— WORK INSTRUCTIONS —
Below are the records; print them again exactly and omit the pictures.
(TASK DATA)
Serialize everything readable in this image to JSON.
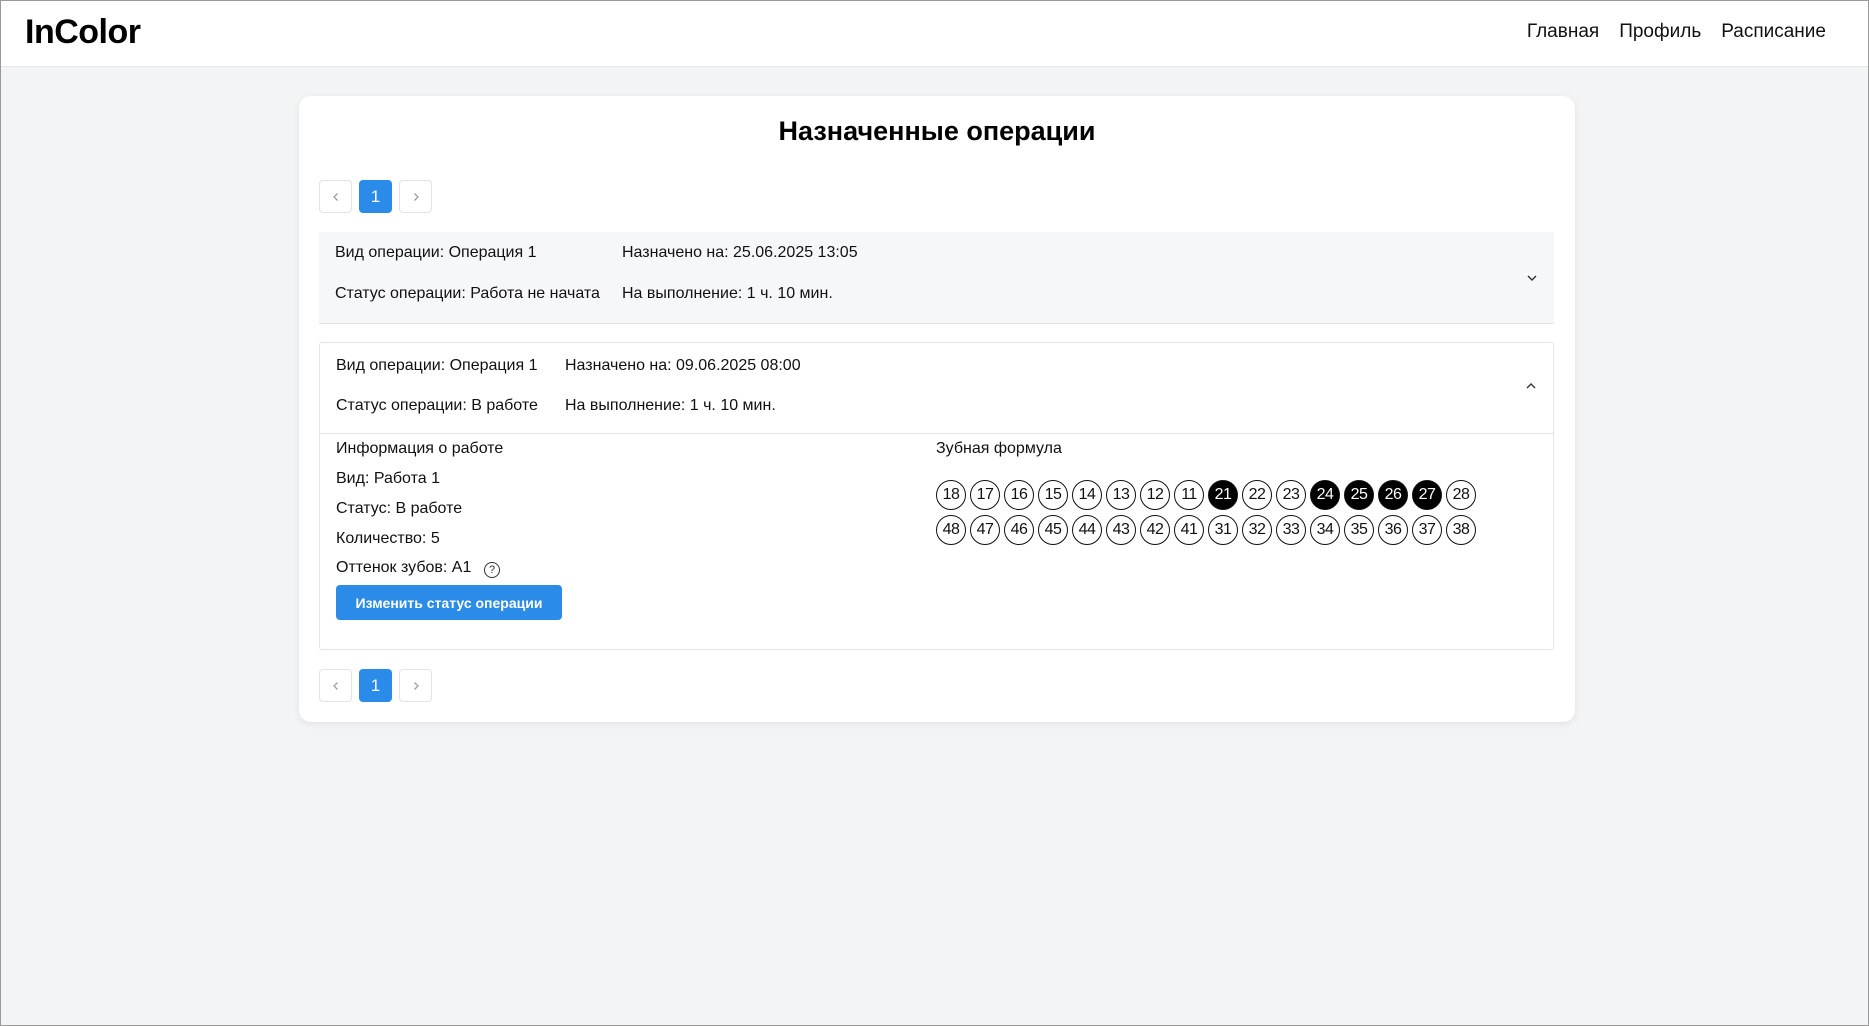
{
  "app": {
    "title": "InColor"
  },
  "nav": {
    "items": [
      "Главная",
      "Профиль",
      "Расписание"
    ]
  },
  "page": {
    "title": "Назначенные операции"
  },
  "pagination": {
    "current": "1"
  },
  "operations": [
    {
      "type_label": "Вид операции: Операция 1",
      "assigned_label": "Назначено на: 25.06.2025 13:05",
      "status_label": "Статус операции: Работа не начата",
      "duration_label": "На выполнение: 1 ч. 10 мин.",
      "expanded": false
    },
    {
      "type_label": "Вид операции: Операция 1",
      "assigned_label": "Назначено на: 09.06.2025 08:00",
      "status_label": "Статус операции: В работе",
      "duration_label": "На выполнение: 1 ч. 10 мин.",
      "expanded": true,
      "details": {
        "work_info_title": "Информация о работе",
        "kind": "Вид: Работа 1",
        "status": "Статус: В работе",
        "quantity": "Количество: 5",
        "shade": "Оттенок зубов: A1",
        "change_status_button": "Изменить статус операции",
        "formula_title": "Зубная формула"
      }
    }
  ],
  "teeth": {
    "upper": [
      "18",
      "17",
      "16",
      "15",
      "14",
      "13",
      "12",
      "11",
      "21",
      "22",
      "23",
      "24",
      "25",
      "26",
      "27",
      "28"
    ],
    "lower": [
      "48",
      "47",
      "46",
      "45",
      "44",
      "43",
      "42",
      "41",
      "31",
      "32",
      "33",
      "34",
      "35",
      "36",
      "37",
      "38"
    ],
    "selected": [
      "21",
      "24",
      "25",
      "26",
      "27"
    ]
  },
  "colors": {
    "accent": "#2b8be8",
    "selected_tooth": "#000000"
  },
  "icons": {
    "help": "question-circle-icon",
    "expand": "chevron-down-icon",
    "collapse": "chevron-up-icon"
  }
}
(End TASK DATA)
— EXPECTED ANSWER —
Serialize everything readable in this image to JSON.
{
  "app": {
    "title": "InColor"
  },
  "nav": {
    "items": [
      "Главная",
      "Профиль",
      "Расписание"
    ]
  },
  "page": {
    "title": "Назначенные операции"
  },
  "pagination": {
    "current": "1"
  },
  "operations": [
    {
      "type_label": "Вид операции: Операция 1",
      "assigned_label": "Назначено на: 25.06.2025 13:05",
      "status_label": "Статус операции: Работа не начата",
      "duration_label": "На выполнение: 1 ч. 10 мин.",
      "expanded": false
    },
    {
      "type_label": "Вид операции: Операция 1",
      "assigned_label": "Назначено на: 09.06.2025 08:00",
      "status_label": "Статус операции: В работе",
      "duration_label": "На выполнение: 1 ч. 10 мин.",
      "expanded": true,
      "details": {
        "work_info_title": "Информация о работе",
        "kind": "Вид: Работа 1",
        "status": "Статус: В работе",
        "quantity": "Количество: 5",
        "shade": "Оттенок зубов: A1",
        "change_status_button": "Изменить статус операции",
        "formula_title": "Зубная формула"
      }
    }
  ],
  "teeth": {
    "upper": [
      "18",
      "17",
      "16",
      "15",
      "14",
      "13",
      "12",
      "11",
      "21",
      "22",
      "23",
      "24",
      "25",
      "26",
      "27",
      "28"
    ],
    "lower": [
      "48",
      "47",
      "46",
      "45",
      "44",
      "43",
      "42",
      "41",
      "31",
      "32",
      "33",
      "34",
      "35",
      "36",
      "37",
      "38"
    ],
    "selected": [
      "21",
      "24",
      "25",
      "26",
      "27"
    ]
  },
  "colors": {
    "accent": "#2b8be8",
    "selected_tooth": "#000000"
  },
  "icons": {
    "help": "question-circle-icon",
    "expand": "chevron-down-icon",
    "collapse": "chevron-up-icon"
  }
}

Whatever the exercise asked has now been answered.